To the large bowl with the shortening and sugar mixture, alternately add the dry ingredients and milk mixture, beginning with the flour and ending with the milk mixture, adding about a third of each at a time.
Beat for one minute at medium speed.
In a medium bowl, whip the egg whites until stiff peaks form. Fold gently but thoroughly into cake mixture.
Divide between the cake pans. Bake for approximately 25-30 minutes, or until a toothpick comes out clean when inserted in the middle. Allow to cool for 10 minutes on a rack and then turn out of the pan to finish cooling completely.
For easiest slicing, wrap and freeze cakes for several hours.
ICING: Beat butter and shortening well. Add powdered sugar 1 cup at a time. If mixture gets too stiff for your mixer, add a little of the whipping cream. Once all powdered sugar is incorporated, add the whipping cream and beat well until smooth and fluffy. Add the flavoring and a tiny amount of coloring. Beat until combined.
Slice cake into layers. If making the 6-inch cake, you may want to just use 5 layers. Stack the layers with icing in between, making sure to get the icing all the way to the edge of each layer. For easiest handling, spread a thin layer around the outside of the cake and freeze for at least 1 hour. Ice the outside and top of cake and top with sugared violets.
VIOLETS: Place a piece of waxed paper or parchment on a cooling rack. With a toothpick, poke holes every few inches. This will allow airflow as the flowers dry.
Combine meringue powder and warm water in small dish. Whisk well. Place flower face-down on your hand, and with a soft paintbrush, brush a layer of meringue mixture on the back. Flip the flower over and brush the front. Sprinkle back and front with superfine sugar. Pinch off stem and place flower, stem down, on prepared cooling rack. Let the flowers dry for at least 24 hours. In the oven with the light on is great - the slight warmth from the light helps the flowers dry quickly.
Paint flowers with meringue mixture, then sprinkle with superfine sugar.
Sugared and drying.
Violet everything. If you can’t get the flavoring, drop 12 violet pastille candies into 1/4 cup heavy cream. Cover and refrigerate overnight. Strain and use in the icing.
I graduated the colored icing – but really not necessary.

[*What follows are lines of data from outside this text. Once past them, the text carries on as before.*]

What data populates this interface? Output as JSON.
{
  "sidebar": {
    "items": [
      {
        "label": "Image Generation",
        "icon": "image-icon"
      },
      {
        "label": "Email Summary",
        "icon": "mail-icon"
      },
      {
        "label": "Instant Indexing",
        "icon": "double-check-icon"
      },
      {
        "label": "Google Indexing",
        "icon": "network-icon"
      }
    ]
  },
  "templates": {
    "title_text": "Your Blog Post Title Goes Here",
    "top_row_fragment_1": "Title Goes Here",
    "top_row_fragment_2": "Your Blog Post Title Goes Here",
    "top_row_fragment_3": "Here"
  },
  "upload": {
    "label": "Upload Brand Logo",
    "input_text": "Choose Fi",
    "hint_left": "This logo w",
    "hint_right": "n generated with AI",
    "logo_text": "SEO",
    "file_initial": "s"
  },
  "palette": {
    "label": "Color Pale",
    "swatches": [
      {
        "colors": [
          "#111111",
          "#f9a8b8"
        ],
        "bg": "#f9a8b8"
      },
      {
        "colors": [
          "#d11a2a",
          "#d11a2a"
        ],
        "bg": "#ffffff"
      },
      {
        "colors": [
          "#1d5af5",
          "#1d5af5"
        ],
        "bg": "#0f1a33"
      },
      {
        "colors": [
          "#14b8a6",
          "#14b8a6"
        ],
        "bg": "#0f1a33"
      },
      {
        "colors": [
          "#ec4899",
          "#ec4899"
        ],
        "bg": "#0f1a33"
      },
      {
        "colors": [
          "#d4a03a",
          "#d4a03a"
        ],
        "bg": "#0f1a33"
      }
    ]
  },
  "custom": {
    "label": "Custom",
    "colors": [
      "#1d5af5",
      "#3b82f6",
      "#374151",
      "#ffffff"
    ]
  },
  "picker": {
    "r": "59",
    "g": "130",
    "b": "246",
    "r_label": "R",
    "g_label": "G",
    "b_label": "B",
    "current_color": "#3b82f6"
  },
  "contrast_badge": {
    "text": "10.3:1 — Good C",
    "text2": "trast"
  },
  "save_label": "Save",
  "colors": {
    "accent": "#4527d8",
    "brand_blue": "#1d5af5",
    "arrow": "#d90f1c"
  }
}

To make a denser cake for petits fours, increase flour to 2 1/2 cups, decrease baking powder to 1 teaspoon, add 1/2 cup softened butter (in addition to the shortening), and instead of 5 egg whites, add two whole eggs (one at a time, scraping the bowl between each egg) to the creamed butter and sugar mixture, beating well. The remaining three egg whites will be beaten and folded in at the end. Put batter in a greased and floured 9x13x2-inch pan. Bake until a toothpick comes out cleanly when inserted in the middle. Once cool, cut into 1 inch squares. Remember – the freezer is your best friend! For help with icing and technique, here are instructions for Petits Fours
Note: one of my testers suggested a layer of lemon curd in the petits fours. What a great idea! I’ll do that next time, for sure.
I loved listening to this song on YouTube. It says Dinah Shore sang it, but the pictures in the video are of Doris Day. Meh. Whoever sang it, it was a clever little ditty.
Sweet violets, sweeter than the roses, Covered all over from head to toe, Covered all over with sweet violets.